● **Directions for this task**
Retyping all the entries exactly is the whole task.

Start of Input data

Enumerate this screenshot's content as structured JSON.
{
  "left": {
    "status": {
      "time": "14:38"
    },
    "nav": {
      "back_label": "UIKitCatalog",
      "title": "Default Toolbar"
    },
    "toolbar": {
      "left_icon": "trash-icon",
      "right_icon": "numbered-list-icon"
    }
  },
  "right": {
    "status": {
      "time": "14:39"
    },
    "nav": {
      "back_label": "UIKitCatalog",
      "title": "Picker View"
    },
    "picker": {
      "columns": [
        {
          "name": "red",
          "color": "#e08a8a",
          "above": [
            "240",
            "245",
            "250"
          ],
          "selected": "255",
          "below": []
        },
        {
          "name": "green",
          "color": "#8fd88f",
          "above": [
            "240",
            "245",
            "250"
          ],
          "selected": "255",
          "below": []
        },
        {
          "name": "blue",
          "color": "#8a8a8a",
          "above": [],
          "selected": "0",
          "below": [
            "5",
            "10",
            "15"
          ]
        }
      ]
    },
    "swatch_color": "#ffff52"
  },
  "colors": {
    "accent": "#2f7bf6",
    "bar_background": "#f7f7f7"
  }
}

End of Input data

● **Task answer**
Enumerate this screenshot's content as structured JSON.
{
  "left": {
    "status": {
      "time": "14:38"
    },
    "nav": {
      "back_label": "UIKitCatalog",
      "title": "Default Toolbar"
    },
    "toolbar": {
      "left_icon": "trash-icon",
      "right_icon": "numbered-list-icon"
    }
  },
  "right": {
    "status": {
      "time": "14:39"
    },
    "nav": {
      "back_label": "UIKitCatalog",
      "title": "Picker View"
    },
    "picker": {
      "columns": [
        {
          "name": "red",
          "color": "#e08a8a",
          "above": [
            "240",
            "245",
            "250"
          ],
          "selected": "255",
          "below": []
        },
        {
          "name": "green",
          "color": "#8fd88f",
          "above": [
            "240",
            "245",
            "250"
          ],
          "selected": "255",
          "below": []
        },
        {
          "name": "blue",
          "color": "#8a8a8a",
          "above": [],
          "selected": "0",
          "below": [
            "5",
            "10",
            "15"
          ]
        }
      ]
    },
    "swatch_color": "#ffff52"
  },
  "colors": {
    "accent": "#2f7bf6",
    "bar_background": "#f7f7f7"
  }
}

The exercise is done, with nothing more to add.